(Reading Time: 5 minutes)
Electronic culture is a mashup of old media. In order to understand how this is the case, we need to understand the contents of the mashup. In the same way, to truly grasp hipster culture, understanding its sources is essential. Old media are contents of mashed electronic media. Thus understanding the nature of old media is the first step to understanding present media.
There are basically four eras in the history of media: oral, written, typographic, and electronic. These are broadly accepted as defining technological eras. Each has distinct features that I want to recount.
We could look at these eras from a thousands angles. I want to limit this by answering three questions about each media age. (1) How is information gathered? (2) How is information managed? (3) How does this shape epistemology? In other words, how does this shape the way people in their respective eras know and understand the world (specifically, with respect to words)?
After tracing each era, I will explain how the Electronic Age mashes up all that came before, recontextualizing it, and ultimately transforming it through fundamental shifts.
One more note: The eyes and ears are the primary senses for gathering and managing information. These senses figure prominently in the development of each era of media history. But they gather and manage information in vastly different ways. This is because sight is intrinsically divisive, while hearing is inherently collective. Vision dissects, and hearing collects (Ong, 71). These differences are fundamental in the distinctions between each era.
Okay, let's take a look at each era and its characteristics.
Oral Age (before 3400 BC)
How is information gathered?
In an oral culture, sight and hearing are unified. These two senses establish an equilibrium. Both eyes and ears gather information. These are the tools, and no further education is needed to do the gathering.
But even as information is gathered, it commingles with the imagination in creating reality. For example, understanding weather was not merely a matter of observation. Imagination was brought in like a consultant to offer an explanation for the weather—the explanation itself was an untested hypothesis. These explanations often involved gods or unseen powers (Fallon). And perhaps, in other cases, individuals did test their hypotheses, but the knowledge gleaned from them was not retained. That's because of the way that information is managed in an oral culture.
How is information managed?
Information is shared. Managing and maintaining information depends on sharing it. A community develops around the shared information. The community becomes the storehouse of the information. The politics of shared information are relatively simple because everyone depends on others for information, and all individuals have access to the same people, or information. There is an equilibrium of power, and information is not a source of power in any significant way.
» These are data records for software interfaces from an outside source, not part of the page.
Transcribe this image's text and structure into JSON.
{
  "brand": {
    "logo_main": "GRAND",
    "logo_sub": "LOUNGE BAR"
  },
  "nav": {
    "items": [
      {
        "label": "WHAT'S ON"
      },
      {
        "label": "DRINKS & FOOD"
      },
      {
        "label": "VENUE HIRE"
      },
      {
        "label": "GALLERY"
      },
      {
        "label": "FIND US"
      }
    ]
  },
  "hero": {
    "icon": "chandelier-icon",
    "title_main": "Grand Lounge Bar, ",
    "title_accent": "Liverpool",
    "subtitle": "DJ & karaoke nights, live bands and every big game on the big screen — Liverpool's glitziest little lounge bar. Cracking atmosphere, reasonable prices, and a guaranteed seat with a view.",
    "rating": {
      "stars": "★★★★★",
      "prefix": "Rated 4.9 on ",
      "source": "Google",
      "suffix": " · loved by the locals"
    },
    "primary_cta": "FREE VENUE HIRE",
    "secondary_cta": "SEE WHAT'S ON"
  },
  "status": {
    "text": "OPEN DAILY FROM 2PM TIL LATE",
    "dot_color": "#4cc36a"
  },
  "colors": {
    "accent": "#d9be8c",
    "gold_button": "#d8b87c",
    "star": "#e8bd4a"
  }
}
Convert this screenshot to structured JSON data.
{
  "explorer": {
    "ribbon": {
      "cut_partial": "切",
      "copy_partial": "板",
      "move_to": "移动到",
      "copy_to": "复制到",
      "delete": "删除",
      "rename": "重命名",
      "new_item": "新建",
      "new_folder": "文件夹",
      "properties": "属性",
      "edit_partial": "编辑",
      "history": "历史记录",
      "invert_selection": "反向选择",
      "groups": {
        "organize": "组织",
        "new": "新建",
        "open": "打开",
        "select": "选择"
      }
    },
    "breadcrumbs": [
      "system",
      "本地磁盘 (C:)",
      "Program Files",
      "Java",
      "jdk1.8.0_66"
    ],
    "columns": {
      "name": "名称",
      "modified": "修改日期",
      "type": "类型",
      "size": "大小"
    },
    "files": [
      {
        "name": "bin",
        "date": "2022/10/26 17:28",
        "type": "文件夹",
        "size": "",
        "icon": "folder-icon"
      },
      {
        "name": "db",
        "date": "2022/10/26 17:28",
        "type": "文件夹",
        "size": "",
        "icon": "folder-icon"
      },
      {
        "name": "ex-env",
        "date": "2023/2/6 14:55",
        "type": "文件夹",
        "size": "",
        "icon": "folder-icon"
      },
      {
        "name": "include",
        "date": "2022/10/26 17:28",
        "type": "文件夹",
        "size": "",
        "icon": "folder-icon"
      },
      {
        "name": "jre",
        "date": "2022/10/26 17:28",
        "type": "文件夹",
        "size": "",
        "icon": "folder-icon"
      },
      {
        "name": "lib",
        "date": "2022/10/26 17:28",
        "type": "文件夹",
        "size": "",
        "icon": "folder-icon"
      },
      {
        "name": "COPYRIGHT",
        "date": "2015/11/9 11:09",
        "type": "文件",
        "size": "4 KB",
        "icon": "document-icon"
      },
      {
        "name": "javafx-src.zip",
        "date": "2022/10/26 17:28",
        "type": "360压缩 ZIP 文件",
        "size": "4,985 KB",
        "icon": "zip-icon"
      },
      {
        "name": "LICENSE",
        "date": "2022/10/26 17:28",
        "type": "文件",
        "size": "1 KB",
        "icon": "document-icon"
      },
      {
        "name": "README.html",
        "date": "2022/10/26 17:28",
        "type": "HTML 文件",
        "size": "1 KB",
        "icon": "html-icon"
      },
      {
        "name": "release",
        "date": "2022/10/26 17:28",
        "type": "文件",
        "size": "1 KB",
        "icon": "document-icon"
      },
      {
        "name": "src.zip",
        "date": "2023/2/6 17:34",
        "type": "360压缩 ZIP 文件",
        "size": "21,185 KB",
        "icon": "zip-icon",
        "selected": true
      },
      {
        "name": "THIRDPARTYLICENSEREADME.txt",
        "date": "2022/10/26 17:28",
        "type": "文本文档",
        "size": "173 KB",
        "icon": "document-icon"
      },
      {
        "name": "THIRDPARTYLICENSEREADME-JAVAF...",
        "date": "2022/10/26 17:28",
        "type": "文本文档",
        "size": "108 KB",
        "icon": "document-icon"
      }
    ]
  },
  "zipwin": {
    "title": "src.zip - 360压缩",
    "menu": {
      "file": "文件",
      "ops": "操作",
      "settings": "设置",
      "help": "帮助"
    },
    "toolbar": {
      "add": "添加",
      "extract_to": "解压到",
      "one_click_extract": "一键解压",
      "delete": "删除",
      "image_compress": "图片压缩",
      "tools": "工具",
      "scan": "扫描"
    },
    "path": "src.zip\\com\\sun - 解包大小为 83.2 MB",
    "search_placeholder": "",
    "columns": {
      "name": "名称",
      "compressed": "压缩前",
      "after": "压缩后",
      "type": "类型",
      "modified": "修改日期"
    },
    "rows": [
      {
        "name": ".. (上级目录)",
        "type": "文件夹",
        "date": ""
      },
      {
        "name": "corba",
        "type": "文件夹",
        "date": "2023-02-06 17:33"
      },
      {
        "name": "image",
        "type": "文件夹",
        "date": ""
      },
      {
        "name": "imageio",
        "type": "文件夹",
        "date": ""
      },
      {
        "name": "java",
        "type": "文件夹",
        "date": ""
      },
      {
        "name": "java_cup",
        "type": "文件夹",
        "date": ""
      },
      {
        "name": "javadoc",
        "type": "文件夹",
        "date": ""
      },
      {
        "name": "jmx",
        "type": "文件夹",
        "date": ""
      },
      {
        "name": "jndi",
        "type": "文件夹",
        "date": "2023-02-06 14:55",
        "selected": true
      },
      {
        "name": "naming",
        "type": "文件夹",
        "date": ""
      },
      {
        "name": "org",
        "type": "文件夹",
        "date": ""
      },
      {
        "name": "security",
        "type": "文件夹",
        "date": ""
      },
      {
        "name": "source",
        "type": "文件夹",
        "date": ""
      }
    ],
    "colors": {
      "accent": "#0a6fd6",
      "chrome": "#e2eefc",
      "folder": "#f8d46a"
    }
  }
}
Because information is shared, communal, and unrecorded, methods must be developed for remembering and recalling this information. What form do these methods take? Narrative. However, in this sort of narrative, plot and story arch don't factor in as much as they have in more recent times. Instead, the narrative has an episodic structure, as in epic poetry (Ong, 138-9). This could be likened in some ways to the episodic structure of modern TV series, many of which don't have a strong narrative arch; each episode can stand alone and even be rearranged chronologically.
How does this shape epistemology?
Word as event. Sounds, in an oral culture, inhabit the same sphere as other experiences, whether that's wind and rain, hunting animals, or building a fire. The sound world included rustling leaves, howling wolves, laughter, and words. In oral culture though, words aren't "words." They are sounds. And as sounds, words are events, as evanescent as any experience. The Hebrew word dabar means both "word" and "event" (Ong, 32).
Because words (that is, sounds) are events and experiences just like wind or sex, words are seen to have great power just like events and experiences. They are also creative and ethereal (Fallon). Thus, just like weather is attributed to gods, words have supernatural relevance. Incantations become important. As Peter Fallon said, words are used to "invoke as well as evoke."
The evanescence of word as event also means that everything is present. Of course, the past existed, but because there is no record of it, the past is subsumed in the present. It is always recounted in the present. To an oral culture everything is present. A recent National Geographic article remarks at the present-ness of the Hadza, one of the last nomadic tribes in western Africa. "They live a remarkably present-tense existence." This explains why.
Finally, all thought is presentational. "Presentational thought takes place without the intermediation of [written] words" (Fallon). Presentational thought requires no intentional education. A child acquires language without education and that is enough to grasp presentational thought. (Fallon juxtaposes "presentational thought" with "propositional thought" described later.) The link between word as (present) event and thought as presentational is probably not entirely coincidental.
Around 3400 BC, image-based writing—or ideographs—such as Egyptian hieroglyphs and Mesopotamian cuneiform began to appear. In this early writing stage, one image represented one object or concept. Words as we think of them didn't exist. It wasn't until around 2000 BC that anything like an alphabet appeared. (Chinese retains an ideographic writing system. This distinction between ideographic and alphabetic language may help explain the vast differences between East and West cultures, worldviews, and their development.)